Annuals, plants that grow, flower, set seed and die throughout the growing season, are a natural choice for containers. Once the season is over, simply dump the contents of the container into the compost pile, then wash and store the container until spring comes around again. Easy-to-grow container annuals that tolerate full sun include lantana, petunia, verbena, ivy-leaved geranium, sunflower, zinnia and marigold.
A wide variety of hardy and tropical flower bulbs do well in containers. Growing bulbs in containers makes it easy to move the tropical ones into a frost-free winter location. They also give gardeners in cold climates a way to grow hardy spring bulbs without the hassle of planting them in the ground in the fall. This is advantageous because deciding the best place to plant them once spring arrives is easier. These hardy bulbs are easy to transplant into the garden either before or after they bloom. Tropical bulbs that tolerate full sun include canna, pineapple lily and dahlia. Hardy bulbs that thrive in containers in full sun include daffodils, tulips, daylilies, iris and crocus.

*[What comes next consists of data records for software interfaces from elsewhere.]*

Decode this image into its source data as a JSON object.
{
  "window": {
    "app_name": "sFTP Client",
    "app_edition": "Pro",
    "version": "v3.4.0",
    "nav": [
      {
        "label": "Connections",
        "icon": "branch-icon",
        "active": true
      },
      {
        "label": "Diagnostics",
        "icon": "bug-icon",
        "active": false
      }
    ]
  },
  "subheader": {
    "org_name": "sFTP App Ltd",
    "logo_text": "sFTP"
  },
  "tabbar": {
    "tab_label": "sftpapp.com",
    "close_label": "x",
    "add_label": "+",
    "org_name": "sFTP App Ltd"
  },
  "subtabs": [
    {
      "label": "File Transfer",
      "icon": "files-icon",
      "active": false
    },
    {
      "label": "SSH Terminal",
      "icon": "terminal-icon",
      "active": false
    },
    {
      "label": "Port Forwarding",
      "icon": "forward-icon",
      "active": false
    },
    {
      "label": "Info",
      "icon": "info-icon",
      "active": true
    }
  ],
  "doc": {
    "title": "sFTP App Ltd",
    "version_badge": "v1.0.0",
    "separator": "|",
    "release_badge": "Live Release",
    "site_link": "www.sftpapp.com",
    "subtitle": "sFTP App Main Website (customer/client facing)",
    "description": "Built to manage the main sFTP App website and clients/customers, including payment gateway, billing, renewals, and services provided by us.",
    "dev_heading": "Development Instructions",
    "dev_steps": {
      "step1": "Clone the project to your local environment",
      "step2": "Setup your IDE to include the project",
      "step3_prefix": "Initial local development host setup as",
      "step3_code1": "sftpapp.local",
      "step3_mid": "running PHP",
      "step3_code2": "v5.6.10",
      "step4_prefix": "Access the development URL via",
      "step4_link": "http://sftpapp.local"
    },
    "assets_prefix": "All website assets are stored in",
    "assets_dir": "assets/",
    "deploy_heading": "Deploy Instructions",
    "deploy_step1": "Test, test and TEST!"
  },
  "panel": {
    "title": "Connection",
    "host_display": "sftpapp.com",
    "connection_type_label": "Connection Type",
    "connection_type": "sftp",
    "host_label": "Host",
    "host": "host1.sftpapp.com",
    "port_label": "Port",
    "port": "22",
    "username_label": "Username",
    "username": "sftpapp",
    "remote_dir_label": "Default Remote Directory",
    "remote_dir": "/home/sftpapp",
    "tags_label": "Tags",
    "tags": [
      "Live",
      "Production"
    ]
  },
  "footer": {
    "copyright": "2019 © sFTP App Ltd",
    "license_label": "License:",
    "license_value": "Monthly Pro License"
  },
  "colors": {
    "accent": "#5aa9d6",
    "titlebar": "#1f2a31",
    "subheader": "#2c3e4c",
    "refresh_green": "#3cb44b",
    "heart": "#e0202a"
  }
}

Container-grown perennials are not as hardy as those grown in the ground. This means that, if you are in a U.S. Department of Agricultural hardiness zone 4, you should choose perennials hardy to USDA hardiness zone 2, if you intend to leave the perennials in the container year-round and not move the containers into a frost-free location during winter. Good drainage is essential, so the roots are not waterlogged during the winter months. Perennials that thrive in containers in full sun include coneflower, sea holly, yucca, creeping jenny, butterfly weed and globe thistle.

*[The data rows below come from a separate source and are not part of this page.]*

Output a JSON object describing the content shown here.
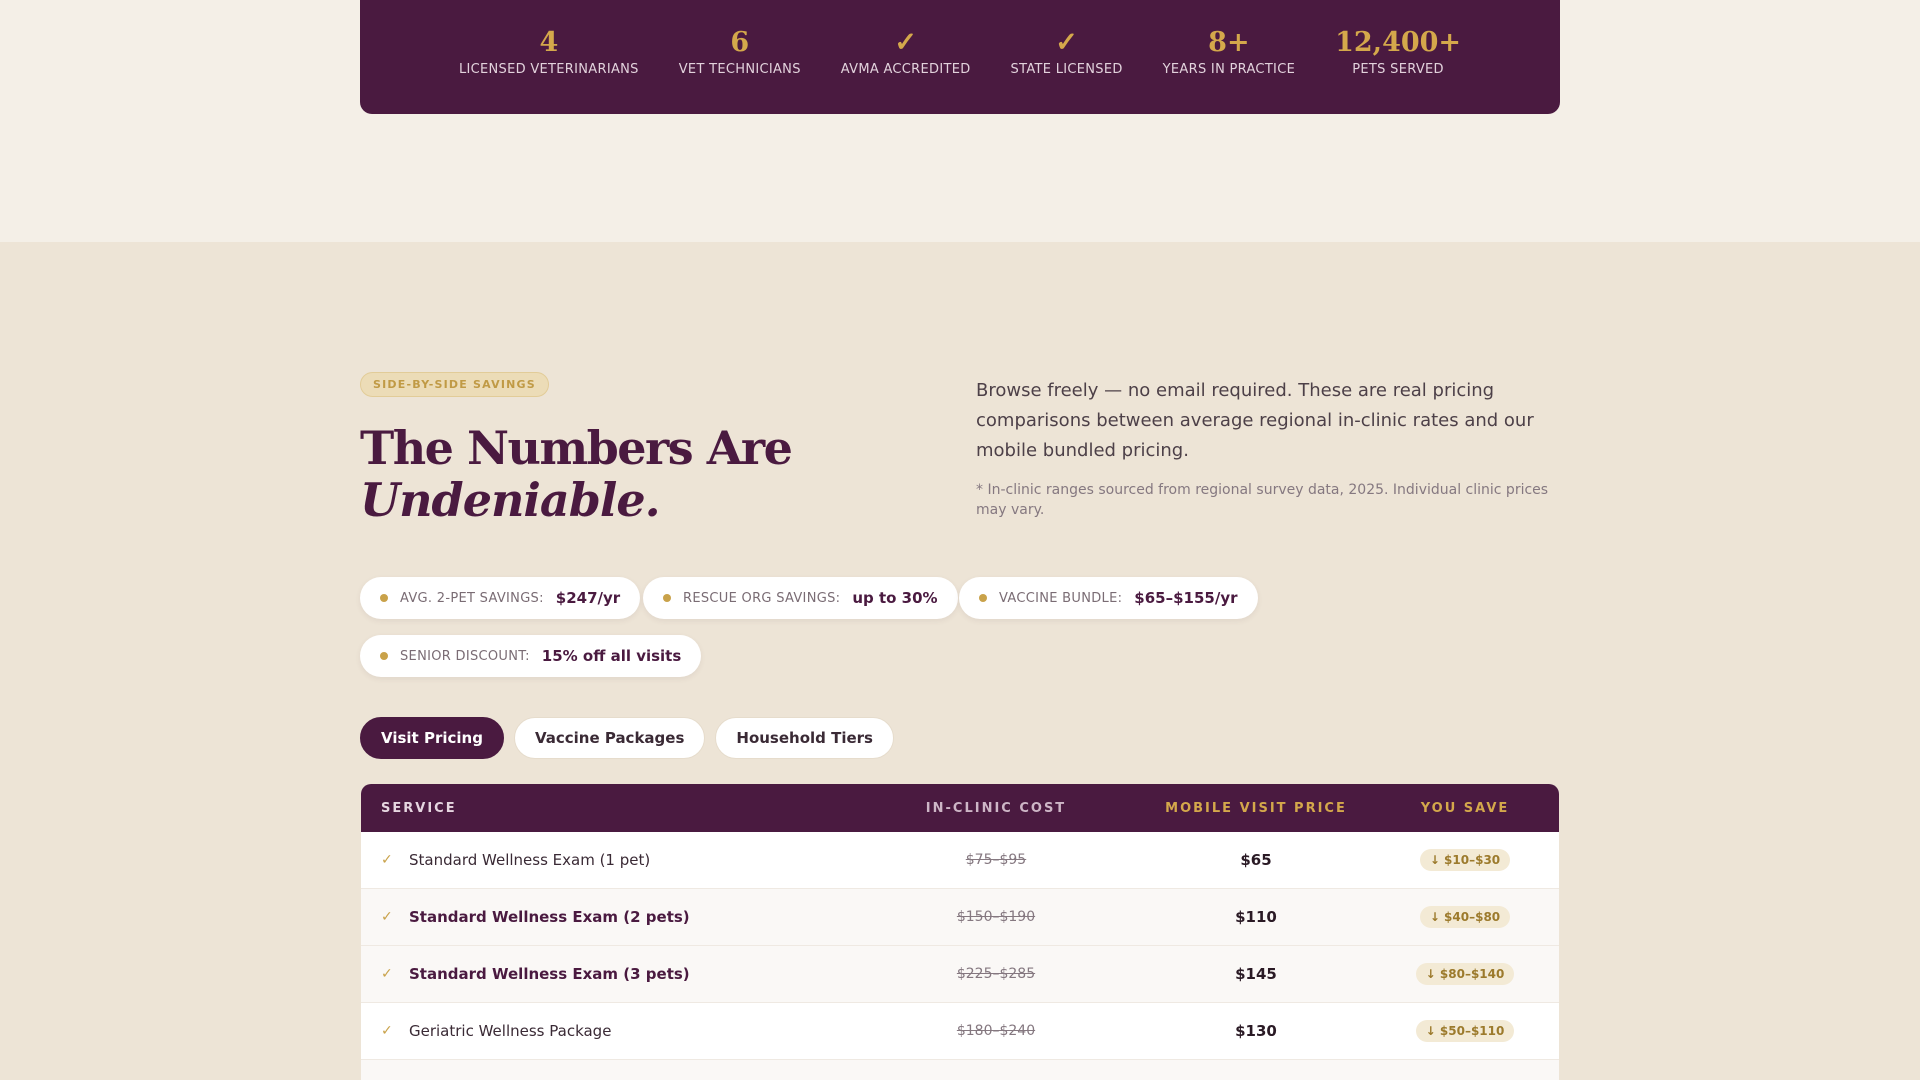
{
  "stats": [
    {
      "value": "4",
      "label": "LICENSED VETERINARIANS"
    },
    {
      "value": "6",
      "label": "VET TECHNICIANS"
    },
    {
      "value": "✓",
      "label": "AVMA ACCREDITED"
    },
    {
      "value": "✓",
      "label": "STATE LICENSED"
    },
    {
      "value": "8+",
      "label": "YEARS IN PRACTICE"
    },
    {
      "value": "12,400+",
      "label": "PETS SERVED"
    }
  ],
  "section": {
    "eyebrow": "SIDE-BY-SIDE SAVINGS",
    "headline_line1": "The Numbers Are",
    "headline_line2": "Undeniable.",
    "intro": "Browse freely — no email required. These are real pricing comparisons between average regional in-clinic rates and our mobile bundled pricing.",
    "footnote": "* In-clinic ranges sourced from regional survey data, 2025. Individual clinic prices may vary."
  },
  "chips": [
    {
      "label": "AVG. 2-PET SAVINGS:",
      "value": "$247/yr"
    },
    {
      "label": "RESCUE ORG SAVINGS:",
      "value": "up to 30%"
    },
    {
      "label": "VACCINE BUNDLE:",
      "value": "$65–$155/yr"
    },
    {
      "label": "SENIOR DISCOUNT:",
      "value": "15% off all visits"
    }
  ],
  "tabs": [
    {
      "label": "Visit Pricing",
      "active": true
    },
    {
      "label": "Vaccine Packages",
      "active": false
    },
    {
      "label": "Household Tiers",
      "active": false
    }
  ],
  "table": {
    "headers": {
      "service": "SERVICE",
      "clinic": "IN-CLINIC COST",
      "mobile": "MOBILE VISIT PRICE",
      "save": "YOU SAVE"
    },
    "rows": [
      {
        "service": "Standard Wellness Exam (1 pet)",
        "clinic": "$75–$95",
        "mobile": "$65",
        "save": "↓ $10–$30",
        "bold": false
      },
      {
        "service": "Standard Wellness Exam (2 pets)",
        "clinic": "$150–$190",
        "mobile": "$110",
        "save": "↓ $40–$80",
        "bold": true
      },
      {
        "service": "Standard Wellness Exam (3 pets)",
        "clinic": "$225–$285",
        "mobile": "$145",
        "save": "↓ $80–$140",
        "bold": true
      },
      {
        "service": "Geriatric Wellness Package",
        "clinic": "$180–$240",
        "mobile": "$130",
        "save": "↓ $50–$110",
        "bold": false
      }
    ]
  }
}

Shrubs, like perennials, thrive better in containers if you choose ones that are hardy in at least two hardiness zones colder than the one you reside. Another thing gardeners in cold climates can do to ensure the survival of container-grown shrubs that are too large to move, is to mulch the pot, including the top of the pot, with straw or another insulating material. An advantage of container-grown shrubs is they are often smaller than the ones grown in the ground. Emerald arborvitae, blue star juniper, blue mist spirea and Japanese holly all thrive in containers in full sun.

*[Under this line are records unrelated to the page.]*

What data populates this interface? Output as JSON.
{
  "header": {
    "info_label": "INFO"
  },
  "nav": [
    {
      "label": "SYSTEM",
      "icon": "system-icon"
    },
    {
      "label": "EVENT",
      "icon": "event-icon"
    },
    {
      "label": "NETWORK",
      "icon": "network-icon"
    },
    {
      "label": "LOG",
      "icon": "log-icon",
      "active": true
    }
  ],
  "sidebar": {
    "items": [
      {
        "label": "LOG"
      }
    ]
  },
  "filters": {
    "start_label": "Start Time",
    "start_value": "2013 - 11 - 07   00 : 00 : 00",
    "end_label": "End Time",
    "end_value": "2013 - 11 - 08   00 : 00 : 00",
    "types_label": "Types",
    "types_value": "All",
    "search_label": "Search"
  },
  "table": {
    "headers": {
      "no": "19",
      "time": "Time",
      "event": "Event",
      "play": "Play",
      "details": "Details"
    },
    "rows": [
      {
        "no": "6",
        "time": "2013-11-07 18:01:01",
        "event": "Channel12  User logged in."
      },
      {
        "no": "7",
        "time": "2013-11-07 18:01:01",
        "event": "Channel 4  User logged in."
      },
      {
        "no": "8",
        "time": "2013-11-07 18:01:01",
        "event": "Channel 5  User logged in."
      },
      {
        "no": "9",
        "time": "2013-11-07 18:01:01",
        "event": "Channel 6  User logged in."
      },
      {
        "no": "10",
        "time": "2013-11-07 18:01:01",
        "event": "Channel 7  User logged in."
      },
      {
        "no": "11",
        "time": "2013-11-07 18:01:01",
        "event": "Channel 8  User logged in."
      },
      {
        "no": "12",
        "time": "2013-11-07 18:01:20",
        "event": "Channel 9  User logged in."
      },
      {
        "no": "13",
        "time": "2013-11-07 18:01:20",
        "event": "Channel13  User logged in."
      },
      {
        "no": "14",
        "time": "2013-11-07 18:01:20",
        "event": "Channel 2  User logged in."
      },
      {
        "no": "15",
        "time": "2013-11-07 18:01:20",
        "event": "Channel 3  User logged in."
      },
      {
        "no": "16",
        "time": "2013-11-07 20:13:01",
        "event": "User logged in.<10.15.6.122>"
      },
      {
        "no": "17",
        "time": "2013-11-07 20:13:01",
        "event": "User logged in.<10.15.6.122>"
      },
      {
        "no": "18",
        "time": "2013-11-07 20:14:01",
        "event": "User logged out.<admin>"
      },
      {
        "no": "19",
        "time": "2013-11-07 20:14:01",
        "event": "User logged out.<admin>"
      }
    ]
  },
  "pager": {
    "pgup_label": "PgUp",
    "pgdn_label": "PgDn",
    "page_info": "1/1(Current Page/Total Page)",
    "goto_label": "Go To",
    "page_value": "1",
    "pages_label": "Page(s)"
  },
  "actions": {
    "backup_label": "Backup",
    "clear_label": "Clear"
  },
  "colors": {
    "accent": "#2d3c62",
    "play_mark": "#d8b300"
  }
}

- University Of Illinois Extension; Care Of Potted Perennials; Greg Stack; March 1, 2011
- University Of Massachusetts Extension; Overwintering Containerized Perennials; Tina Smith; October 2004
- University Of Vermont Extension; Perennial Species For Containers; Leonard P. Perry; September 20, 2001
- University Of Florida IFAS Extension; Growing Fruit Crops In Containers; Larry K. Jackson, et al; 2009
- Virginia Cooperative Extension; Trees For Containers And Planters; Bonnie Appleton, et al; May 1, 2009
- Ohio State University Extension; Gardening In Containers; Jane C. Martin
- Photo Credit Jupiterimages/Photos.com/Getty Images Ablestock.com/AbleStock.com/Getty Images Hemera Technologies/Photos.com/Getty Images
The Best Perennials for Containers
Perennial containers are just as easy to put together as annual containers, plus you get to keep the plants more than one...